Return every line below exactly, leaving nothing out.

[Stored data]
'''

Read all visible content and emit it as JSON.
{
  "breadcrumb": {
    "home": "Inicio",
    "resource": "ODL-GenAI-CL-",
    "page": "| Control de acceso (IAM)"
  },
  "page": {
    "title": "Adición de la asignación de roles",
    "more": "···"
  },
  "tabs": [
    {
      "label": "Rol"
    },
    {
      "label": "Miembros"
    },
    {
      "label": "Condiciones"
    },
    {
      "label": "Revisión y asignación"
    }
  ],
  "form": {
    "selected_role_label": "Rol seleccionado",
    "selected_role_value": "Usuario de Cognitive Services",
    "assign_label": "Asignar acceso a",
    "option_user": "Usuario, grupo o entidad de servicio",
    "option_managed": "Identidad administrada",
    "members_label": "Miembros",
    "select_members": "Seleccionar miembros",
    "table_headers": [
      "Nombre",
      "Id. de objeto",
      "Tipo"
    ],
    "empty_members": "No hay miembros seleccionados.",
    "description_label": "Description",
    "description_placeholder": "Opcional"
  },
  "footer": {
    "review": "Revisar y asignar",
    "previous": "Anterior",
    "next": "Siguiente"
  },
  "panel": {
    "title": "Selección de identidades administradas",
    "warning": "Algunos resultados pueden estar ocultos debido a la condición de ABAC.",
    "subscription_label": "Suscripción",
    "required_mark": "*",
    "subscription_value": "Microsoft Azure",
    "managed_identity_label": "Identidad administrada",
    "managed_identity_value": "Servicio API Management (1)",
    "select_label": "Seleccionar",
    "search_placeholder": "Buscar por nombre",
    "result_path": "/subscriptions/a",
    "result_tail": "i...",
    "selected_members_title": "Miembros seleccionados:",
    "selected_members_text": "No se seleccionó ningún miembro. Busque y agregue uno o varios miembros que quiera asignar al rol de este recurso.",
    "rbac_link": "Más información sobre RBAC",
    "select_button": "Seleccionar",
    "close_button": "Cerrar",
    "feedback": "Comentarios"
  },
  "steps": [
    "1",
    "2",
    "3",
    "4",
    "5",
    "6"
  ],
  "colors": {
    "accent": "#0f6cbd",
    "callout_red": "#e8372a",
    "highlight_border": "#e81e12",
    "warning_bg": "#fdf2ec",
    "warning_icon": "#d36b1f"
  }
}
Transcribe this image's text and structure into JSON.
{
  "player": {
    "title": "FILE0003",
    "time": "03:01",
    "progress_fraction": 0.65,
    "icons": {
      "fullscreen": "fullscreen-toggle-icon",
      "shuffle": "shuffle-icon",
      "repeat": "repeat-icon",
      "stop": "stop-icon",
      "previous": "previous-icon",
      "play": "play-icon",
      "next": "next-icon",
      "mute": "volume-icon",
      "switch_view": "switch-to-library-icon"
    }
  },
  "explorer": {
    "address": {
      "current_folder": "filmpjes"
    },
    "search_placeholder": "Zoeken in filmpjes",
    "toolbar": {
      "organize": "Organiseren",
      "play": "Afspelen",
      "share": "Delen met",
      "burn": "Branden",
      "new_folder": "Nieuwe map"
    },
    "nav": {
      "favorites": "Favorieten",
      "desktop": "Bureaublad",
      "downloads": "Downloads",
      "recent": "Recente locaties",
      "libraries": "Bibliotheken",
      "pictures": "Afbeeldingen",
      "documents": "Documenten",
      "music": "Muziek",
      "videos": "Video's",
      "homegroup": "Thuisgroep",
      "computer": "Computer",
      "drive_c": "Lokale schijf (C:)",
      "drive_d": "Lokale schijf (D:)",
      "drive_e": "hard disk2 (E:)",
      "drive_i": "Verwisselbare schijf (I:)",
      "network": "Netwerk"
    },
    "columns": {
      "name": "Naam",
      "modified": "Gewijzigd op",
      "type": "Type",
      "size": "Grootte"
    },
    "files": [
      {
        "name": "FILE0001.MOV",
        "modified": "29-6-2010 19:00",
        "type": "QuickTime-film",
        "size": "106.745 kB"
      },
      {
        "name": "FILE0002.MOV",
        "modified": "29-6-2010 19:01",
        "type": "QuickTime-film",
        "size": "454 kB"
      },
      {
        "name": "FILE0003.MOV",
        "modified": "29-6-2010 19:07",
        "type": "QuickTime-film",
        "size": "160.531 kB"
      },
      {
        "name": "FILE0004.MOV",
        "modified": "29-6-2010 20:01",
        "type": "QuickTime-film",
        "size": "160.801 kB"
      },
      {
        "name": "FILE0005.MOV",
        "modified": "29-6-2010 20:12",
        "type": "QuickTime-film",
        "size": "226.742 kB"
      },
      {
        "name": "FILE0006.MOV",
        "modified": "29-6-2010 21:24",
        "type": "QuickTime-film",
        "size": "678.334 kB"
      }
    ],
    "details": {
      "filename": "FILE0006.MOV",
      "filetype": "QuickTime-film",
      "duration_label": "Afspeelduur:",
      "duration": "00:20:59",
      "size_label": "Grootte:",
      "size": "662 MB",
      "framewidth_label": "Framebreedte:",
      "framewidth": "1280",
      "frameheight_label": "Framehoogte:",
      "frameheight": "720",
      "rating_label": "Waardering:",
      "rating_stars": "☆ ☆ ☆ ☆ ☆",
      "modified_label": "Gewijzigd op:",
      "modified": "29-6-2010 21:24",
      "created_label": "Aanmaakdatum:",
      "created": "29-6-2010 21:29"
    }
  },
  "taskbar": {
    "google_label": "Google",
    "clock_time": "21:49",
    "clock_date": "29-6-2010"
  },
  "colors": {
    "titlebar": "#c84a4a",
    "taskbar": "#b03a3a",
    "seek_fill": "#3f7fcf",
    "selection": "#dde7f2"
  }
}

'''

WRITTEN ANSWER:
Read all visible content and emit it as JSON.
{
  "breadcrumb": {
    "home": "Inicio",
    "resource": "ODL-GenAI-CL-",
    "page": "| Control de acceso (IAM)"
  },
  "page": {
    "title": "Adición de la asignación de roles",
    "more": "···"
  },
  "tabs": [
    {
      "label": "Rol"
    },
    {
      "label": "Miembros"
    },
    {
      "label": "Condiciones"
    },
    {
      "label": "Revisión y asignación"
    }
  ],
  "form": {
    "selected_role_label": "Rol seleccionado",
    "selected_role_value": "Usuario de Cognitive Services",
    "assign_label": "Asignar acceso a",
    "option_user": "Usuario, grupo o entidad de servicio",
    "option_managed": "Identidad administrada",
    "members_label": "Miembros",
    "select_members": "Seleccionar miembros",
    "table_headers": [
      "Nombre",
      "Id. de objeto",
      "Tipo"
    ],
    "empty_members": "No hay miembros seleccionados.",
    "description_label": "Description",
    "description_placeholder": "Opcional"
  },
  "footer": {
    "review": "Revisar y asignar",
    "previous": "Anterior",
    "next": "Siguiente"
  },
  "panel": {
    "title": "Selección de identidades administradas",
    "warning": "Algunos resultados pueden estar ocultos debido a la condición de ABAC.",
    "subscription_label": "Suscripción",
    "required_mark": "*",
    "subscription_value": "Microsoft Azure",
    "managed_identity_label": "Identidad administrada",
    "managed_identity_value": "Servicio API Management (1)",
    "select_label": "Seleccionar",
    "search_placeholder": "Buscar por nombre",
    "result_path": "/subscriptions/a",
    "result_tail": "i...",
    "selected_members_title": "Miembros seleccionados:",
    "selected_members_text": "No se seleccionó ningún miembro. Busque y agregue uno o varios miembros que quiera asignar al rol de este recurso.",
    "rbac_link": "Más información sobre RBAC",
    "select_button": "Seleccionar",
    "close_button": "Cerrar",
    "feedback": "Comentarios"
  },
  "steps": [
    "1",
    "2",
    "3",
    "4",
    "5",
    "6"
  ],
  "colors": {
    "accent": "#0f6cbd",
    "callout_red": "#e8372a",
    "highlight_border": "#e81e12",
    "warning_bg": "#fdf2ec",
    "warning_icon": "#d36b1f"
  }
}
Transcribe this image's text and structure into JSON.
{
  "player": {
    "title": "FILE0003",
    "time": "03:01",
    "progress_fraction": 0.65,
    "icons": {
      "fullscreen": "fullscreen-toggle-icon",
      "shuffle": "shuffle-icon",
      "repeat": "repeat-icon",
      "stop": "stop-icon",
      "previous": "previous-icon",
      "play": "play-icon",
      "next": "next-icon",
      "mute": "volume-icon",
      "switch_view": "switch-to-library-icon"
    }
  },
  "explorer": {
    "address": {
      "current_folder": "filmpjes"
    },
    "search_placeholder": "Zoeken in filmpjes",
    "toolbar": {
      "organize": "Organiseren",
      "play": "Afspelen",
      "share": "Delen met",
      "burn": "Branden",
      "new_folder": "Nieuwe map"
    },
    "nav": {
      "favorites": "Favorieten",
      "desktop": "Bureaublad",
      "downloads": "Downloads",
      "recent": "Recente locaties",
      "libraries": "Bibliotheken",
      "pictures": "Afbeeldingen",
      "documents": "Documenten",
      "music": "Muziek",
      "videos": "Video's",
      "homegroup": "Thuisgroep",
      "computer": "Computer",
      "drive_c": "Lokale schijf (C:)",
      "drive_d": "Lokale schijf (D:)",
      "drive_e": "hard disk2 (E:)",
      "drive_i": "Verwisselbare schijf (I:)",
      "network": "Netwerk"
    },
    "columns": {
      "name": "Naam",
      "modified": "Gewijzigd op",
      "type": "Type",
      "size": "Grootte"
    },
    "files": [
      {
        "name": "FILE0001.MOV",
        "modified": "29-6-2010 19:00",
        "type": "QuickTime-film",
        "size": "106.745 kB"
      },
      {
        "name": "FILE0002.MOV",
        "modified": "29-6-2010 19:01",
        "type": "QuickTime-film",
        "size": "454 kB"
      },
      {
        "name": "FILE0003.MOV",
        "modified": "29-6-2010 19:07",
        "type": "QuickTime-film",
        "size": "160.531 kB"
      },
      {
        "name": "FILE0004.MOV",
        "modified": "29-6-2010 20:01",
        "type": "QuickTime-film",
        "size": "160.801 kB"
      },
      {
        "name": "FILE0005.MOV",
        "modified": "29-6-2010 20:12",
        "type": "QuickTime-film",
        "size": "226.742 kB"
      },
      {
        "name": "FILE0006.MOV",
        "modified": "29-6-2010 21:24",
        "type": "QuickTime-film",
        "size": "678.334 kB"
      }
    ],
    "details": {
      "filename": "FILE0006.MOV",
      "filetype": "QuickTime-film",
      "duration_label": "Afspeelduur:",
      "duration": "00:20:59",
      "size_label": "Grootte:",
      "size": "662 MB",
      "framewidth_label": "Framebreedte:",
      "framewidth": "1280",
      "frameheight_label": "Framehoogte:",
      "frameheight": "720",
      "rating_label": "Waardering:",
      "rating_stars": "☆ ☆ ☆ ☆ ☆",
      "modified_label": "Gewijzigd op:",
      "modified": "29-6-2010 21:24",
      "created_label": "Aanmaakdatum:",
      "created": "29-6-2010 21:29"
    }
  },
  "taskbar": {
    "google_label": "Google",
    "clock_time": "21:49",
    "clock_date": "29-6-2010"
  },
  "colors": {
    "titlebar": "#c84a4a",
    "taskbar": "#b03a3a",
    "seek_fill": "#3f7fcf",
    "selection": "#dde7f2"
  }
}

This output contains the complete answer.